EXERCISE BRIEF >>
Narrow the data below down to the lines containing "Base".

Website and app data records
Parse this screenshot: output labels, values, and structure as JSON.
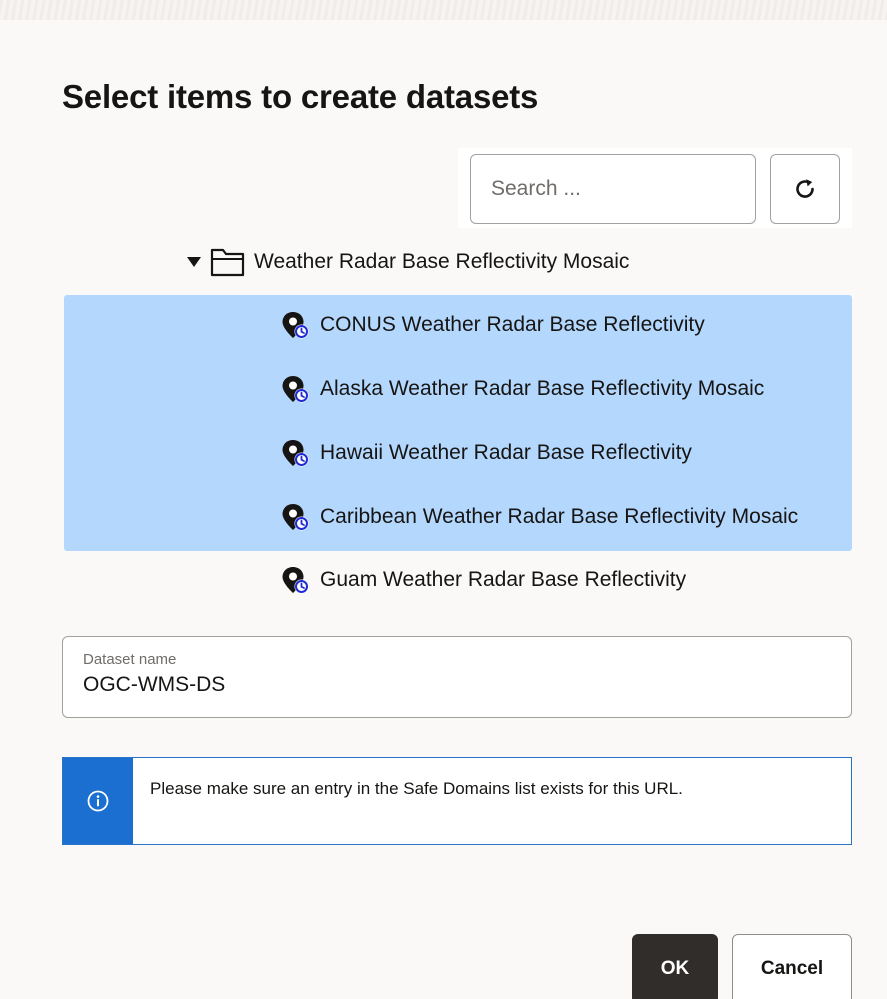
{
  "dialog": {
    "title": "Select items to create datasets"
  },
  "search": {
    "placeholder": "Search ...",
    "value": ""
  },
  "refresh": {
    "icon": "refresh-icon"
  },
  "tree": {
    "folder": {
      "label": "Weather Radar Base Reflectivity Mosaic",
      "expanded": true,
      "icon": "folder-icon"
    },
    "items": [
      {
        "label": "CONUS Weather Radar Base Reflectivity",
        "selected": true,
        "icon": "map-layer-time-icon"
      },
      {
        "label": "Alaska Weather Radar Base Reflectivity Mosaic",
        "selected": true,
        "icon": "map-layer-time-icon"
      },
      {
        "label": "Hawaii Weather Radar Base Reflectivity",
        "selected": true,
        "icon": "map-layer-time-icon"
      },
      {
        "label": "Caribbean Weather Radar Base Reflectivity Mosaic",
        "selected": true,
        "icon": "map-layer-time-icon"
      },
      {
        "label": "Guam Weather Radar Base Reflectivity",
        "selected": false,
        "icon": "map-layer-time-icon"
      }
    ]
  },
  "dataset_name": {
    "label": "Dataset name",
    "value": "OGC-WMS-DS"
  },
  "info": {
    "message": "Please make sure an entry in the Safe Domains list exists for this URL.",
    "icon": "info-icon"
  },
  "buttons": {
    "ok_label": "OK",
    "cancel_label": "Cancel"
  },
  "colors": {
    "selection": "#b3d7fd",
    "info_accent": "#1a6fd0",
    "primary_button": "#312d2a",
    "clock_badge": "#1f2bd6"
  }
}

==

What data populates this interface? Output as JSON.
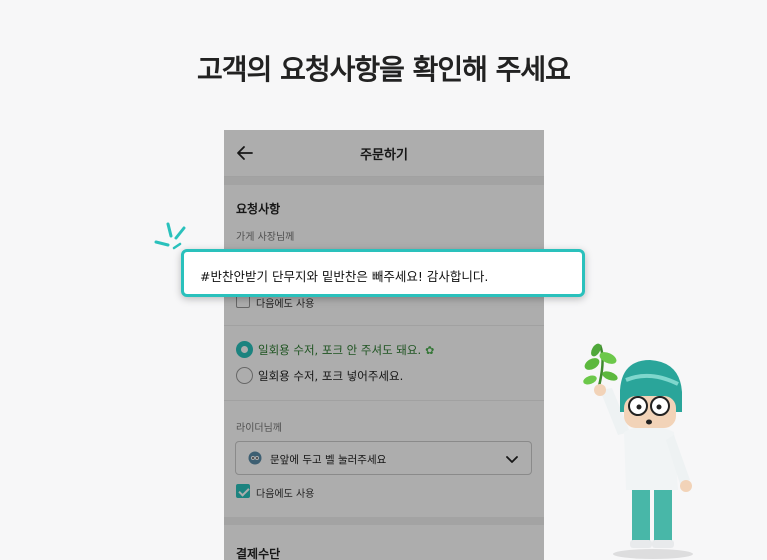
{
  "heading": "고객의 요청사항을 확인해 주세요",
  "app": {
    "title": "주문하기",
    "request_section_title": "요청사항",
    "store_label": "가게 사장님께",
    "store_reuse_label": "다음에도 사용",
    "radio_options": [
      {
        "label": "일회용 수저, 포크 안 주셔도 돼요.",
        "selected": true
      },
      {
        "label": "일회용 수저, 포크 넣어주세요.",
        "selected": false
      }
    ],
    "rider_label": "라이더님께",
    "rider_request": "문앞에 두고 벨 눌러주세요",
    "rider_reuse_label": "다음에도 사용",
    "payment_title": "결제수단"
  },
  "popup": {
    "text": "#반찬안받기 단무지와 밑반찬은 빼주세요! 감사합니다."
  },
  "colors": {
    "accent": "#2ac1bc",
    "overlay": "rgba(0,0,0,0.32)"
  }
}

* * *

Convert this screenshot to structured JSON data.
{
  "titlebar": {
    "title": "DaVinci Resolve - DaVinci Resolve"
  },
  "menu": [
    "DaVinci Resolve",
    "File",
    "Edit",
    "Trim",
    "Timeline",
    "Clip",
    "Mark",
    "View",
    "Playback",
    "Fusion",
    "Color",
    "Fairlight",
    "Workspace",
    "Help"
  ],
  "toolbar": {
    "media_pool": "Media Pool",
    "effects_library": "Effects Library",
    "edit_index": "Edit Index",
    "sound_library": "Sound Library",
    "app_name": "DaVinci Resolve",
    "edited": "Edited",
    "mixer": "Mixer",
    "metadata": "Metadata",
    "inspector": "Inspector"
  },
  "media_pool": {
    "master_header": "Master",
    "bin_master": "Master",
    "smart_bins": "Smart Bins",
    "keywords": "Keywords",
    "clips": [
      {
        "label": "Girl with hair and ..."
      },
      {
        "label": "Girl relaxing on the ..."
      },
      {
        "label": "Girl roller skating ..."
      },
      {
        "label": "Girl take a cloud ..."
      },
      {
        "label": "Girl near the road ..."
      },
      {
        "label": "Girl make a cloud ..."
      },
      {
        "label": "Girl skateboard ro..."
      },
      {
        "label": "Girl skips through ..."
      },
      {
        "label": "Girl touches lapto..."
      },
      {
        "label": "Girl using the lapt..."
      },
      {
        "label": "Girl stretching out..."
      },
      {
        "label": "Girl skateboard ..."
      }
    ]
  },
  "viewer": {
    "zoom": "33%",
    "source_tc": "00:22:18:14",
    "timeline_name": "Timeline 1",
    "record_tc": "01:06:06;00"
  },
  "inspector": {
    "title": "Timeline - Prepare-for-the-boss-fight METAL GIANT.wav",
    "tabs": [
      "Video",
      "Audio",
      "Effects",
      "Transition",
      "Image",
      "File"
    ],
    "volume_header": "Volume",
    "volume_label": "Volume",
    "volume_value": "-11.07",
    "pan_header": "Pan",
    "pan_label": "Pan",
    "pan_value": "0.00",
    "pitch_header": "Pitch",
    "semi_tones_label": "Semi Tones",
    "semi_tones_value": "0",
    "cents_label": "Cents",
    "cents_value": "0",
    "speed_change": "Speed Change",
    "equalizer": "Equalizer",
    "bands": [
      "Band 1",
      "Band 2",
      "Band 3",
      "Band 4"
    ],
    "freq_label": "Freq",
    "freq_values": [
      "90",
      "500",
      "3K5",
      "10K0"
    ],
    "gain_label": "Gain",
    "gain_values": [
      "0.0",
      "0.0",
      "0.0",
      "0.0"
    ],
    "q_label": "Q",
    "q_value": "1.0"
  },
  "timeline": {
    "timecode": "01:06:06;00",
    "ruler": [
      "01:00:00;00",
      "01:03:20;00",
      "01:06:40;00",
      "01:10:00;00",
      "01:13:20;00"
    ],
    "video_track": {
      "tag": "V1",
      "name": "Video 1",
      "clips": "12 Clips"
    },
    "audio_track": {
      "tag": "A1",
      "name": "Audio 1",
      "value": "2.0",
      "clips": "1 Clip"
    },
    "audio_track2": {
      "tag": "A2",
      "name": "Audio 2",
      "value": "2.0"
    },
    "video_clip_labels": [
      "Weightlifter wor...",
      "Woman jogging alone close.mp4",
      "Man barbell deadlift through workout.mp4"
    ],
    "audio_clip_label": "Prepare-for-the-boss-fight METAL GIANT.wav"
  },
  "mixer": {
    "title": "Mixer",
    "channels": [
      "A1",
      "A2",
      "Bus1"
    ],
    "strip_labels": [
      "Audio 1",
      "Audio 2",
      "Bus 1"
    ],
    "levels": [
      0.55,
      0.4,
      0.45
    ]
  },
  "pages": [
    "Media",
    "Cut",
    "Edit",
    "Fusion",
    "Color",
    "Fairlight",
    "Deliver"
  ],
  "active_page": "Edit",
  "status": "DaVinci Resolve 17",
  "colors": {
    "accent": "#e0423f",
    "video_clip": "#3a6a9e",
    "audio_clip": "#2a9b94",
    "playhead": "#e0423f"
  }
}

RESPONSE TO THE EXERCISE >>
      "label": "Weather Radar Base Reflectivity Mosaic",
        "label": "CONUS Weather Radar Base Reflectivity",
        "label": "Alaska Weather Radar Base Reflectivity Mosaic",
        "label": "Hawaii Weather Radar Base Reflectivity",
        "label": "Caribbean Weather Radar Base Reflectivity Mosaic",
        "label": "Guam Weather Radar Base Reflectivity",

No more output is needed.